A pretty balanced meal, with protein (either chicken, venison, or beef), carbs (usually rice or potatoes) and lots of salad and vegetables. For dessert I will have fruit with yoghurt or ice cream.

What’s the biggest change you’ve made to your diet since college?

My diet is vastly different since college. I was not involved in sport back then, and didn’t start my path to fitness until 25 years old. My diet back in college was very budget dependent. I ate a lot of sausages, white bread and biscuits. I also ate a lot of processed foods, packet sauces filled with preservatives and noodles and macaroni cheese packet meals, again with a lot of preservatives. I have now cut all of that out, and the thought of eating what I ate back then makes me feel ill.

Bacon, potato chips, or ice cream?

Definitely ice cream! I also like to make this myself in order to cut out a lot of the unnecessary “gunk” that is in most brands.

How the Pros Eat: Gabriele Grunewald

Gabriele_Grunewald

Gabriele Grunewald, 27, is a top American middle-distance runner and the reigning U.S. indoor 3000m champion. Her many other accomplishments include a fourth-place finish in the 2012 U.S. Olympic trials 1500m and a third-place finish at the USA 1 Mile Road Championships. A native of Minnesota and a graduate of the University of Minnesota, Gabe now represents Team USA Minnesota and Brooks. She is a two-time cancer survivor. Follow her on Twitter at @gg_runs.

What is your racing weight?

~112

What are your personal dietary “rules”?

I don’t necessarily have “rules” — but I try to make a fruit or vegetable a part of every meal. I also try to eat whole grain options instead of refined whenever possible, and I try to cut out fried foods almost completely when I’m in the peak of my season.

What’s a typical breakfast for you?

Usually I’ll have some form of a hot cereal or oatmeal topped with berries and nuts. And a cup of coffee (or two, or espresso).

A typical lunch?

Turkey or tuna sandwich on whole wheat, accompanied by a cup of vegetable soup or a salad. Some combination of those, or sometimes I’ll eat leftovers from last night’s dinner. As a snack at some point throughout the day, I’ll have a yogurt, banana or a Generation UCAN shake.

A typical dinner?

Grilled barbecue chicken is a favorite — with something like sweet potatoes and black beans. Tonight I’m baking salmon and having brown rice and green beans. Spinach/kale side salads usually make an appearance at dinner too.

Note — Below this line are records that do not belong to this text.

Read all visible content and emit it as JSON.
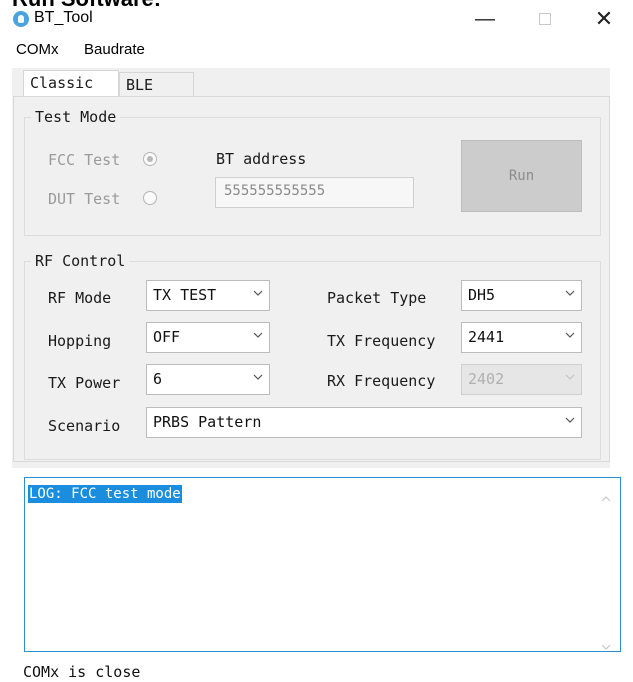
{
  "top_heading": "Run Software:",
  "window": {
    "title": "BT_Tool",
    "minimize_glyph": "—",
    "close_glyph": "✕",
    "icon": "bluetooth-app-icon"
  },
  "menu": {
    "comx": "COMx",
    "baudrate": "Baudrate"
  },
  "tabs": [
    {
      "label": "Classic",
      "active": true
    },
    {
      "label": "BLE",
      "active": false
    }
  ],
  "test_mode": {
    "group_label": "Test Mode",
    "fcc_label": "FCC Test",
    "fcc_checked": true,
    "dut_label": "DUT Test",
    "dut_checked": false,
    "bt_address_label": "BT address",
    "bt_address_value": "555555555555",
    "run_label": "Run"
  },
  "rf_control": {
    "group_label": "RF Control",
    "rf_mode_label": "RF Mode",
    "rf_mode_value": "TX TEST",
    "hopping_label": "Hopping",
    "hopping_value": "OFF",
    "tx_power_label": "TX Power",
    "tx_power_value": "6",
    "packet_type_label": "Packet Type",
    "packet_type_value": "DH5",
    "tx_freq_label": "TX Frequency",
    "tx_freq_value": "2441",
    "rx_freq_label": "RX Frequency",
    "rx_freq_value": "2402",
    "scenario_label": "Scenario",
    "scenario_value": "PRBS Pattern"
  },
  "log": {
    "line": "LOG: FCC test mode"
  },
  "status": "COMx is close",
  "colors": {
    "accent": "#1a8ddf",
    "panel_bg": "#f0f0f0",
    "app_icon": "#4aa3df"
  }
}
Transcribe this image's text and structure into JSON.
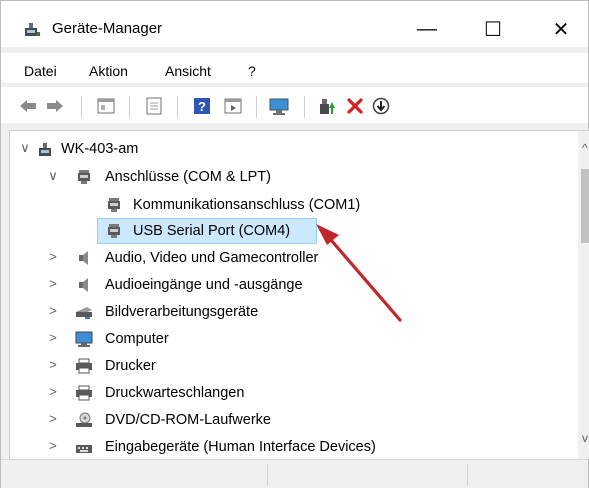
{
  "window": {
    "title": "Geräte-Manager",
    "controls": {
      "minimize": "—",
      "maximize": "☐",
      "close": "✕"
    }
  },
  "menu": [
    "Datei",
    "Aktion",
    "Ansicht",
    "?"
  ],
  "toolbar_icons": [
    "back-arrow-icon",
    "forward-arrow-icon",
    "properties-icon",
    "refresh-icon",
    "help-icon",
    "view-icon",
    "scan-hardware-icon",
    "update-driver-icon",
    "uninstall-icon",
    "disable-icon"
  ],
  "tree": {
    "root": {
      "label": "WK-403-am",
      "toggle": "∨"
    },
    "items": [
      {
        "label": "Anschlüsse (COM & LPT)",
        "toggle": "∨",
        "level": 1
      },
      {
        "label": "Kommunikationsanschluss (COM1)",
        "toggle": "",
        "level": 2
      },
      {
        "label": "USB Serial Port (COM4)",
        "toggle": "",
        "level": 2,
        "selected": true
      },
      {
        "label": "Audio, Video und Gamecontroller",
        "toggle": ">",
        "level": 1
      },
      {
        "label": "Audioeingänge und -ausgänge",
        "toggle": ">",
        "level": 1
      },
      {
        "label": "Bildverarbeitungsgeräte",
        "toggle": ">",
        "level": 1
      },
      {
        "label": "Computer",
        "toggle": ">",
        "level": 1
      },
      {
        "label": "Drucker",
        "toggle": ">",
        "level": 1
      },
      {
        "label": "Druckwarteschlangen",
        "toggle": ">",
        "level": 1
      },
      {
        "label": "DVD/CD-ROM-Laufwerke",
        "toggle": ">",
        "level": 1
      },
      {
        "label": "Eingabegeräte (Human Interface Devices)",
        "toggle": ">",
        "level": 1
      }
    ]
  },
  "scrollbar": {
    "up": "^",
    "down": "v"
  },
  "colors": {
    "selection": "#cce8ff",
    "annotation_arrow": "#c0272d"
  }
}
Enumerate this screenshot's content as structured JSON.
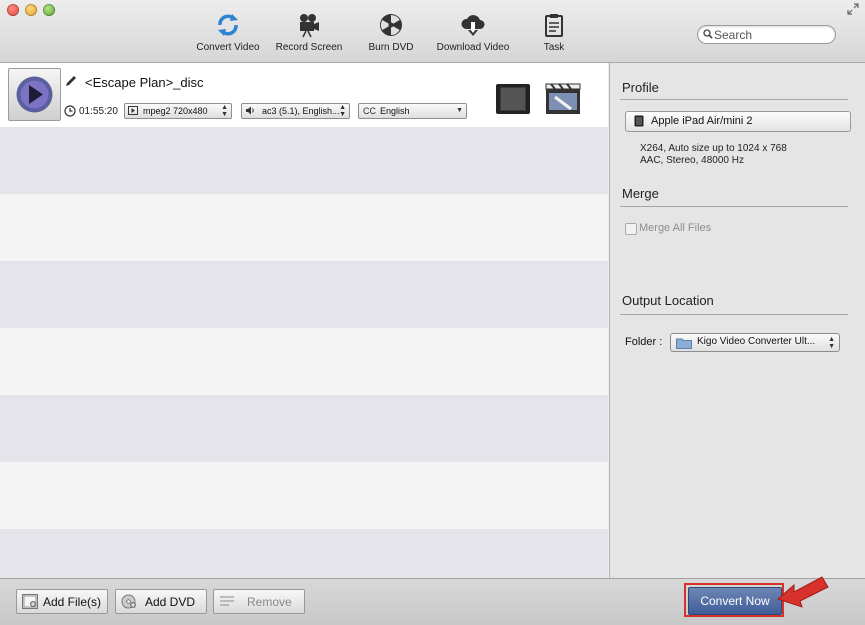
{
  "toolbar": {
    "items": [
      {
        "label": "Convert Video",
        "icon": "convert-icon"
      },
      {
        "label": "Record Screen",
        "icon": "camera-icon"
      },
      {
        "label": "Burn DVD",
        "icon": "burn-disc-icon"
      },
      {
        "label": "Download Video",
        "icon": "cloud-download-icon"
      },
      {
        "label": "Task",
        "icon": "clipboard-icon"
      }
    ],
    "search_placeholder": "Search"
  },
  "file": {
    "title": "<Escape Plan>_disc",
    "duration": "01:55:20",
    "video_track": "mpeg2 720x480",
    "audio_track": "ac3 (5.1), English...",
    "subtitle_prefix": "CC",
    "subtitle": "English"
  },
  "profile": {
    "heading": "Profile",
    "selected": "Apple iPad Air/mini 2",
    "desc_line1": "X264, Auto size up to 1024 x 768",
    "desc_line2": "AAC, Stereo, 48000 Hz"
  },
  "merge": {
    "heading": "Merge",
    "checkbox_label": "Merge All Files"
  },
  "output": {
    "heading": "Output Location",
    "folder_label": "Folder :",
    "folder_value": "Kigo Video Converter Ult..."
  },
  "bottom": {
    "add_files": "Add File(s)",
    "add_dvd": "Add DVD",
    "remove": "Remove",
    "convert_now": "Convert Now"
  },
  "colors": {
    "accent": "#4a66a0",
    "highlight": "#d8312c",
    "stripe": "#e4e4ea"
  }
}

What’s the biggest change you’ve made to your diet since college?

I’m just a lot more consistent with my diet throughout the day. In college I was always on the go, sometimes not eating enough before or right after practice. I would have a huge dinner to compensate for not eating throughout the day. Now, I’m always able to fuel properly. Having a Generation UCAN before workouts and their protein version post-workout has taken the guesswork out of what I should be fueling with before a workout. Also, I have more time to cook so I can experiment more with new foods and have more variety in my diet. I’m also a bit more conscientious of my diet during the peak of my season when I’m tapering my training.

Bacon, potato chips, or ice cream?

Chips! Kettle chips or tortilla chips for me.